Work to be completed>
Print the listing below again from the line that contains "Parse this screenshot: output" onward, keeping every line exact and leaving out the lines before it.

━━━━━━━━━━━━━━━━━━━━━━━━━━━━━━

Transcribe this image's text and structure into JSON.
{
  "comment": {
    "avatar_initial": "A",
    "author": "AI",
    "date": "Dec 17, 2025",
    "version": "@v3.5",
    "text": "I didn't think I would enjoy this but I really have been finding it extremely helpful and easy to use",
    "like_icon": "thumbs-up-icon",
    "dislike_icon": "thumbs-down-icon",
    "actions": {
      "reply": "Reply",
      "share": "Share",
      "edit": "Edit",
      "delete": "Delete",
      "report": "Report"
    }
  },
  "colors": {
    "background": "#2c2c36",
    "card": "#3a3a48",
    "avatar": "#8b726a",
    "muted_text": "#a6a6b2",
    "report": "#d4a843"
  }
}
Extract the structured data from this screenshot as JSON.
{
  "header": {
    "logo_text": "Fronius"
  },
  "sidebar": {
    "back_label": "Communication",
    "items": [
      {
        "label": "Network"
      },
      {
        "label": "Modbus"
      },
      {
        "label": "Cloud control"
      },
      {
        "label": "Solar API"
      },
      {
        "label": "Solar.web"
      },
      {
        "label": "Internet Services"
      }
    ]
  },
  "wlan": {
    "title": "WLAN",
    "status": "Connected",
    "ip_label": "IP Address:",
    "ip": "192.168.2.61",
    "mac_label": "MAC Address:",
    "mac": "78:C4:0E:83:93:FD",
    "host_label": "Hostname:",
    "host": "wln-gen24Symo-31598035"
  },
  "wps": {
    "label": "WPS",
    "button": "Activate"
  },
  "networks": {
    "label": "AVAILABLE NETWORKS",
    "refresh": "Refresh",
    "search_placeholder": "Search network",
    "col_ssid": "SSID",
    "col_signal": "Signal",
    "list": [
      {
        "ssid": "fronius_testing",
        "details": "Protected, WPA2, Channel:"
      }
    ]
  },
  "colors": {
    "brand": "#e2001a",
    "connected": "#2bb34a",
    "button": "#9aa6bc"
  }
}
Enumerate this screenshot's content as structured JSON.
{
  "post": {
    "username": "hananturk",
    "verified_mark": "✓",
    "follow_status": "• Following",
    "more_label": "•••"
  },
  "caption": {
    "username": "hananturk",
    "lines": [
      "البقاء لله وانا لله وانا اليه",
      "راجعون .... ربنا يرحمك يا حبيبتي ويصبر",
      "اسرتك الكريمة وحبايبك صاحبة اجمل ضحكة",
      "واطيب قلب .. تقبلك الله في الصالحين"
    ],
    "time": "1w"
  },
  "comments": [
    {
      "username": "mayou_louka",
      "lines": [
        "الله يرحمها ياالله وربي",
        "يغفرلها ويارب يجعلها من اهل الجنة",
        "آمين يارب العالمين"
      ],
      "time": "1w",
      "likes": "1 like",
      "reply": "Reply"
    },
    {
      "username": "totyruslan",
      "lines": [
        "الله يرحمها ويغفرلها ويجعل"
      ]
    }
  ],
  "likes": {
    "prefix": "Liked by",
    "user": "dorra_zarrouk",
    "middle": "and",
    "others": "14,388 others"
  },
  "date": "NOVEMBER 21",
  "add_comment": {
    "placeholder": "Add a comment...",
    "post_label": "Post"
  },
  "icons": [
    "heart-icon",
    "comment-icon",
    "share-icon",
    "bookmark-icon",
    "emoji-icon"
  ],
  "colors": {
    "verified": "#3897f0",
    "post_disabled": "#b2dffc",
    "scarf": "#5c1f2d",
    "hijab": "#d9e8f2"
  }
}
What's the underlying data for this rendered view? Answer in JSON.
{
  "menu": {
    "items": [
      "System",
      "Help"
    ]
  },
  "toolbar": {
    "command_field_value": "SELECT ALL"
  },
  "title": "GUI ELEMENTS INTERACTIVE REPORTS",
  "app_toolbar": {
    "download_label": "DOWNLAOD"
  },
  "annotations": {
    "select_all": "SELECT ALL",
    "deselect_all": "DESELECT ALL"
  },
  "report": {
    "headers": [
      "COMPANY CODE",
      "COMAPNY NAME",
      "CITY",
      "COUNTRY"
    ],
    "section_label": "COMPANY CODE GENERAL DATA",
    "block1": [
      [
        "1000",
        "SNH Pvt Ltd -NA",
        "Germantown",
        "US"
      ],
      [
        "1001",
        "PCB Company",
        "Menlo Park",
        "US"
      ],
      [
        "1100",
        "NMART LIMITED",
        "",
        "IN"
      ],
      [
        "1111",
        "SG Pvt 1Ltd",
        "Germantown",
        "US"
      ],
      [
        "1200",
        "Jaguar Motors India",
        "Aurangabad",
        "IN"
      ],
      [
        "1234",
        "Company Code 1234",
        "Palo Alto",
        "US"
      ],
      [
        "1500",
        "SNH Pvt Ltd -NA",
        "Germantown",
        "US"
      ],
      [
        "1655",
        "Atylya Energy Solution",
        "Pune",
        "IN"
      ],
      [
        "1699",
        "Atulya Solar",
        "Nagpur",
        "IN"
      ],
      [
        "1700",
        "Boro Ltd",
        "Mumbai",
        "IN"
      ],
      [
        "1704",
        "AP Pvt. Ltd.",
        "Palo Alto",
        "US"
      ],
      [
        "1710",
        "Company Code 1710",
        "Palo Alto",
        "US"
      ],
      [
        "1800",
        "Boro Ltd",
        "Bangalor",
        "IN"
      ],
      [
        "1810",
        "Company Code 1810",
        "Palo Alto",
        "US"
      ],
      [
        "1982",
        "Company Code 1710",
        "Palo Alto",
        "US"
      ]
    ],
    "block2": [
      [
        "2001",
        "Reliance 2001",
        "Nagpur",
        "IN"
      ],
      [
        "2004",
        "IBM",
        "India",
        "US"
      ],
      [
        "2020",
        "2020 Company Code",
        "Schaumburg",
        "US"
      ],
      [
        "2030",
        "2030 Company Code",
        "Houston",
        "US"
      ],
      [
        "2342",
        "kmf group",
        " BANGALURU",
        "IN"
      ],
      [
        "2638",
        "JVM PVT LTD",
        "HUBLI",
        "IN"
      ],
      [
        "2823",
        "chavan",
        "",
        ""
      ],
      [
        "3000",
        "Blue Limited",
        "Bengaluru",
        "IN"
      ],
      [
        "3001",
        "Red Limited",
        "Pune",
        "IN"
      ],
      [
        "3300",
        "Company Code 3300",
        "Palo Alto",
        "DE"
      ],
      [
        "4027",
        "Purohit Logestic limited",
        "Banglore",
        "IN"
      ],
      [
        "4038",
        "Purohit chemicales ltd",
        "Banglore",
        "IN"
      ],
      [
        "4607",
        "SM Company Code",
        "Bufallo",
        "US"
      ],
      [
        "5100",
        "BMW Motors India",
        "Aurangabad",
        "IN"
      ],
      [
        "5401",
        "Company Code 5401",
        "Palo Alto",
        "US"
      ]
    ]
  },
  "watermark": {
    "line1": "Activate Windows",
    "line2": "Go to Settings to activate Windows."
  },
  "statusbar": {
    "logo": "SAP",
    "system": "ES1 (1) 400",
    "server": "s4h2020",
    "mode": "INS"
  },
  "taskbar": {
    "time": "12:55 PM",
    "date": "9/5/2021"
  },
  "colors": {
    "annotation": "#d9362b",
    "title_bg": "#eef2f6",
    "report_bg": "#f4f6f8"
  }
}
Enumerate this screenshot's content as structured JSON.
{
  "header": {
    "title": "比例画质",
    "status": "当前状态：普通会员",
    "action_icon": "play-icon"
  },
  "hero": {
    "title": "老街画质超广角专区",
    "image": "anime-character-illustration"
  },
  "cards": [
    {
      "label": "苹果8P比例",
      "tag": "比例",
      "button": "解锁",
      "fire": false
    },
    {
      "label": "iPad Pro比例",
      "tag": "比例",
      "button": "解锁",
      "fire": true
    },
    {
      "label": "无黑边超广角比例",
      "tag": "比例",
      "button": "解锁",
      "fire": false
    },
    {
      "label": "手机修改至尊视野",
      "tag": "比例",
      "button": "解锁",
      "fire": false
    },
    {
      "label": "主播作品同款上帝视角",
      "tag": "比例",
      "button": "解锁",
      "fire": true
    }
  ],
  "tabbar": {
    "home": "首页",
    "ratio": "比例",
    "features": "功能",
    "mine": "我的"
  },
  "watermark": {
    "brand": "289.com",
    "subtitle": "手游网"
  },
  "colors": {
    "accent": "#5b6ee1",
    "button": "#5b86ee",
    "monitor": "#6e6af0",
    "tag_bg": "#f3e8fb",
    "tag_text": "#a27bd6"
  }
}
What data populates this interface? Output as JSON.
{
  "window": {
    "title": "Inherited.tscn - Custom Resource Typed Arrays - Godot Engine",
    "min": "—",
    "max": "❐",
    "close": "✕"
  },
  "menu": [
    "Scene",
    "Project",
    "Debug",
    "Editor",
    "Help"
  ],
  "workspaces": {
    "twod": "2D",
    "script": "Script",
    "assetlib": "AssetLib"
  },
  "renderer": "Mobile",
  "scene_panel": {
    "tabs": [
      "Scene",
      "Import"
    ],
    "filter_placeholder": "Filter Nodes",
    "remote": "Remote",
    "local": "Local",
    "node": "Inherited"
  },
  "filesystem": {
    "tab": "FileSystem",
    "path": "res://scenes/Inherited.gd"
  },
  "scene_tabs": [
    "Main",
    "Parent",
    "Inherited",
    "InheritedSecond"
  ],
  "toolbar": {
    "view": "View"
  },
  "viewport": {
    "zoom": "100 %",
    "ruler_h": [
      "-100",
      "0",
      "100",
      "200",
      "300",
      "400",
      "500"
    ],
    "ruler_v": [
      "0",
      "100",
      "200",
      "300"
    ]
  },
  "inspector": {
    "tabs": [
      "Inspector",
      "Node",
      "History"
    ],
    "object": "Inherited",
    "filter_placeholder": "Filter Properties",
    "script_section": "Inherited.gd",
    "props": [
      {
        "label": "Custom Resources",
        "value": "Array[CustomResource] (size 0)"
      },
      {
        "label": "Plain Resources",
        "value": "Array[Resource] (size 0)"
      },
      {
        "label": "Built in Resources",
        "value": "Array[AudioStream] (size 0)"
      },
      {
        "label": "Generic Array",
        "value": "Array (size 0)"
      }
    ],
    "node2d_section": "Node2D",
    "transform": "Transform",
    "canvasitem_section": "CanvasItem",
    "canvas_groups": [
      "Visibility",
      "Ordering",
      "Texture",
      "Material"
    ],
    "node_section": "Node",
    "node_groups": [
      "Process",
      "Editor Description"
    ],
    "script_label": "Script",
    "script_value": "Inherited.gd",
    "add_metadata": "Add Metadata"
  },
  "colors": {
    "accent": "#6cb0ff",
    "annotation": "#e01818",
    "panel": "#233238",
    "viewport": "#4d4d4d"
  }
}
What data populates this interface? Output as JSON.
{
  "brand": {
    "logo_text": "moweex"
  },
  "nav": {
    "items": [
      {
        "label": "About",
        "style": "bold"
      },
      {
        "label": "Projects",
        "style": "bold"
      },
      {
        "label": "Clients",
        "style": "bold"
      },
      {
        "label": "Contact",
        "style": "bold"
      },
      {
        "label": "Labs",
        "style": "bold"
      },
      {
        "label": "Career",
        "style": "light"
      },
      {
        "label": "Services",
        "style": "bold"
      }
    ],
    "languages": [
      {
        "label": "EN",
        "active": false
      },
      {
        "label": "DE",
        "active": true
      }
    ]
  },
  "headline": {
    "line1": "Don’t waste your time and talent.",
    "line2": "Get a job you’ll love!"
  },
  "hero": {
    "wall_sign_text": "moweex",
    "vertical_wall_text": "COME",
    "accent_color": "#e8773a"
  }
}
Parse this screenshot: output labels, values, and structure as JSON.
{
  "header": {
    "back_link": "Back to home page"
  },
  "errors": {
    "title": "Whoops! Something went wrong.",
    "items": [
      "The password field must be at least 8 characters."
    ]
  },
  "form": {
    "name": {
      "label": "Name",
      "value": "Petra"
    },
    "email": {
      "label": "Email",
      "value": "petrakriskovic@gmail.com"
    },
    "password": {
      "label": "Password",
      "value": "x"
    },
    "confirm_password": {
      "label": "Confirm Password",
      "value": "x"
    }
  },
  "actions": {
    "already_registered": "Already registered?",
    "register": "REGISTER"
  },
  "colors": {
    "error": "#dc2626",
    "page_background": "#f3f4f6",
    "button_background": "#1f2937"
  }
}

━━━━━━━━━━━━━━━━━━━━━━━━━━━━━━

Solution>
Parse this screenshot: output labels, values, and structure as JSON.
{
  "header": {
    "back_link": "Back to home page"
  },
  "errors": {
    "title": "Whoops! Something went wrong.",
    "items": [
      "The password field must be at least 8 characters."
    ]
  },
  "form": {
    "name": {
      "label": "Name",
      "value": "Petra"
    },
    "email": {
      "label": "Email",
      "value": "petrakriskovic@gmail.com"
    },
    "password": {
      "label": "Password",
      "value": "x"
    },
    "confirm_password": {
      "label": "Confirm Password",
      "value": "x"
    }
  },
  "actions": {
    "already_registered": "Already registered?",
    "register": "REGISTER"
  },
  "colors": {
    "error": "#dc2626",
    "page_background": "#f3f4f6",
    "button_background": "#1f2937"
  }
}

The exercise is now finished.